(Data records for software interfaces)
++++++

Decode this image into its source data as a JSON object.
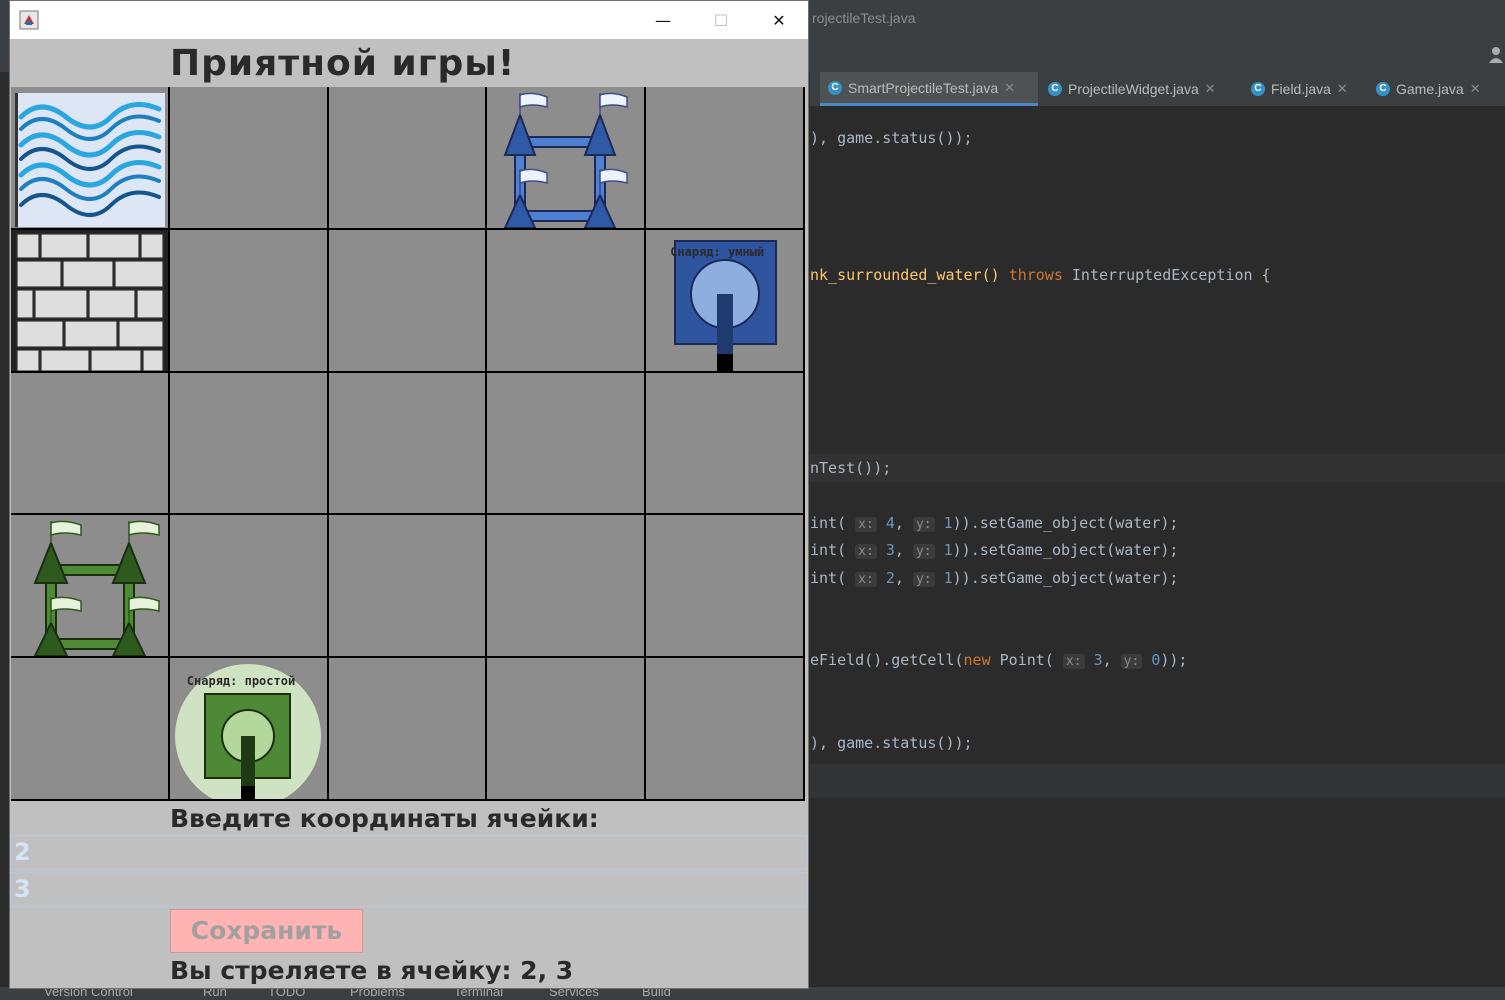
{
  "ide": {
    "title": "rojectileTest.java",
    "tabs": [
      {
        "label": "SmartProjectileTest.java",
        "active": true,
        "icon": "test-class-icon"
      },
      {
        "label": "ProjectileWidget.java",
        "active": false,
        "icon": "class-icon"
      },
      {
        "label": "Field.java",
        "active": false,
        "icon": "class-icon"
      },
      {
        "label": "Game.java",
        "active": false,
        "icon": "class-icon"
      }
    ],
    "code": {
      "l1_a": "), game.status());",
      "l2_a": "nk_surrounded_water() ",
      "l2_kw": "throws",
      "l2_b": " InterruptedException {",
      "l3_a": "nTest());",
      "l4": {
        "pre": "int(",
        "xh": "x:",
        "xv": "4",
        "yh": "y:",
        "yv": "1",
        "post": ")).setGame_object(water);"
      },
      "l5": {
        "pre": "int(",
        "xh": "x:",
        "xv": "3",
        "yh": "y:",
        "yv": "1",
        "post": ")).setGame_object(water);"
      },
      "l6": {
        "pre": "int(",
        "xh": "x:",
        "xv": "2",
        "yh": "y:",
        "yv": "1",
        "post": ")).setGame_object(water);"
      },
      "l7": {
        "pre": "eField().getCell(",
        "kw": "new",
        "mid": " Point(",
        "xh": "x:",
        "xv": "3",
        "yh": "y:",
        "yv": "0",
        "post": "));"
      },
      "l8_a": "), game.status());"
    },
    "status_bar": [
      "Version Control",
      "Run",
      "TODO",
      "Problems",
      "Terminal",
      "Services",
      "Build"
    ]
  },
  "game": {
    "window": {
      "minimize": "—",
      "maximize": "☐",
      "close": "✕"
    },
    "title": "Приятной игры!",
    "board": {
      "rows": 5,
      "cols": 5,
      "cells": {
        "water": "water-tile",
        "castle_blue": "blue-castle",
        "wall": "brick-wall",
        "tank_blue": "blue-tank",
        "castle_green": "green-castle",
        "tank_green": "green-tank"
      },
      "blue_tank_label": "Снаряд: умный",
      "green_tank_label": "Снаряд: простой"
    },
    "prompt": "Введите координаты ячейки:",
    "input_x": "2",
    "input_y": "3",
    "save_label": "Сохранить",
    "status": "Вы стреляете в ячейку: 2, 3",
    "colors": {
      "board_cell": "#8d8d8d",
      "blue_tank": "#2f55a0",
      "green_tank": "#4e8a35",
      "save_button": "#ffb3b3"
    }
  }
}
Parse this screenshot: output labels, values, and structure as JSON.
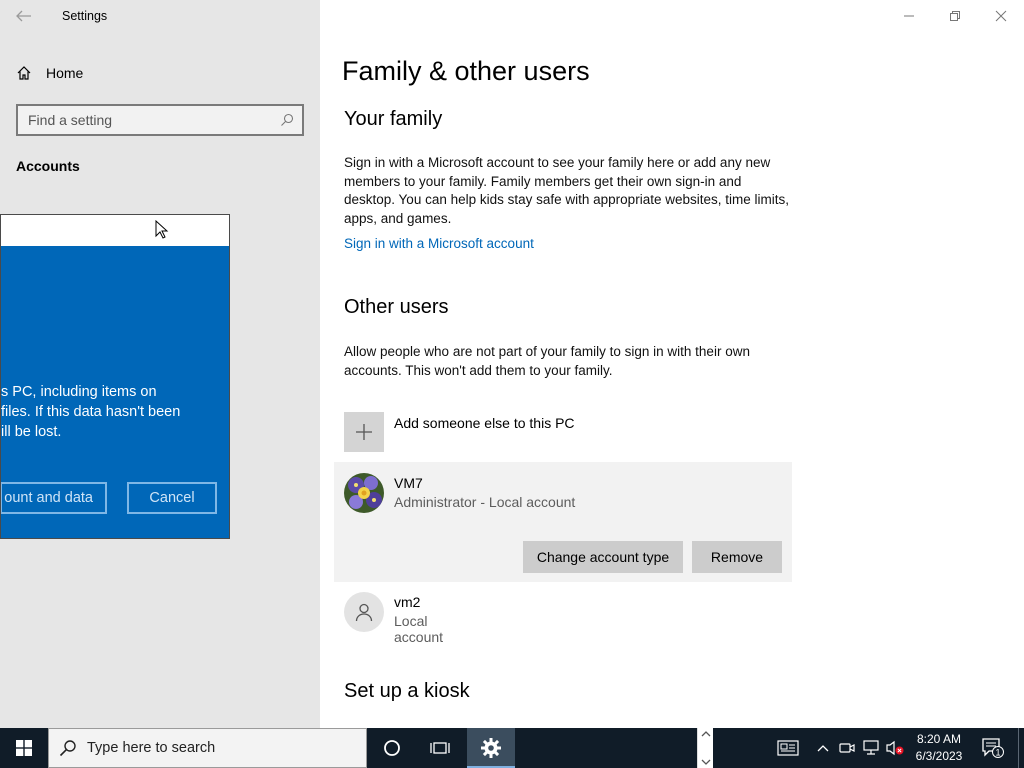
{
  "window": {
    "title": "Settings"
  },
  "nav": {
    "home_label": "Home",
    "search_placeholder": "Find a setting",
    "section": "Accounts"
  },
  "dialog": {
    "message": "s PC, including items on\nfiles. If this data hasn't been\nill be lost.",
    "delete_label": "ount and data",
    "cancel_label": "Cancel",
    "accent_color": "#0067b8"
  },
  "main": {
    "title": "Family & other users",
    "family": {
      "heading": "Your family",
      "description": "Sign in with a Microsoft account to see your family here or add any new members to your family. Family members get their own sign-in and desktop. You can help kids stay safe with appropriate websites, time limits, apps, and games.",
      "link": "Sign in with a Microsoft account"
    },
    "other": {
      "heading": "Other users",
      "description": "Allow people who are not part of your family to sign in with their own accounts. This won't add them to your family.",
      "add_label": "Add someone else to this PC",
      "users": [
        {
          "name": "VM7",
          "detail": "Administrator - Local account",
          "change_label": "Change account type",
          "remove_label": "Remove"
        },
        {
          "name": "vm2",
          "detail": "Local account"
        }
      ]
    },
    "kiosk_heading": "Set up a kiosk"
  },
  "taskbar": {
    "search_placeholder": "Type here to search",
    "time": "8:20 AM",
    "date": "6/3/2023",
    "notification_count": "1"
  }
}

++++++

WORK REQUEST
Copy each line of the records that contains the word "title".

EXERCISE SOLUTION
    "title": "rojectileTest.java",
    "title": "Приятной игры!",
    "title": "Settings"
    "title": "Family & other users",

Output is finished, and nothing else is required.